Exercise goal:
Count lines holding the string "admin" in the data that follows. Reply with one number only.

Page and application data records:

────────────────────

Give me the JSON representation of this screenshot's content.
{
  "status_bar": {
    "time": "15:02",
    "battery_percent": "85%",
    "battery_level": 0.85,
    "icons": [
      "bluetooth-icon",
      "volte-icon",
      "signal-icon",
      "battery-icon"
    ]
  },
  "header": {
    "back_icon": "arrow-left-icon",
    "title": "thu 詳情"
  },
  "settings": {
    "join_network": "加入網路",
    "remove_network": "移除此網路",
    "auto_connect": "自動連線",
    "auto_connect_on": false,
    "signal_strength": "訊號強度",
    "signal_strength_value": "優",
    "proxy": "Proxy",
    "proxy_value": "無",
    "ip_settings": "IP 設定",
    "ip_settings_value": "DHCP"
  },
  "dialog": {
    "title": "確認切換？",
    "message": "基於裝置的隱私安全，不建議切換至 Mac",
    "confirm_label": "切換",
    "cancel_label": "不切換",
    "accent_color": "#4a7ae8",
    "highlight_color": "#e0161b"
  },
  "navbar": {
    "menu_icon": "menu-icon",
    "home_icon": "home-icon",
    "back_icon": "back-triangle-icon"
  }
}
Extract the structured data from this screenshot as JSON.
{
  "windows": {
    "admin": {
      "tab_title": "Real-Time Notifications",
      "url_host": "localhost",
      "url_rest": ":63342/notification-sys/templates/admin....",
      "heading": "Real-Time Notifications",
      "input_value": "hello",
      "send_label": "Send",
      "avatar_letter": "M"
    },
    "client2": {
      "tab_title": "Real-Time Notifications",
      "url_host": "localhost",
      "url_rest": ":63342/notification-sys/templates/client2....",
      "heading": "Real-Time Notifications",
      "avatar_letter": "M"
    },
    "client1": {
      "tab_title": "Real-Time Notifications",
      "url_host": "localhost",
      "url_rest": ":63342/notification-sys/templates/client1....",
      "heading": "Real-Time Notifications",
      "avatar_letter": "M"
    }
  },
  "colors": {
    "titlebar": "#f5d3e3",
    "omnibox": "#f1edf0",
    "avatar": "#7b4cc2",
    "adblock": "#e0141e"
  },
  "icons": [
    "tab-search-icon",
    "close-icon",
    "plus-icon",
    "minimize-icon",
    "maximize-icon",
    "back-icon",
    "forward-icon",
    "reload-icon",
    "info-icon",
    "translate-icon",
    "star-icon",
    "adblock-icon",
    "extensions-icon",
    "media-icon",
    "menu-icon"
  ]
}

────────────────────

Answer to this task:
2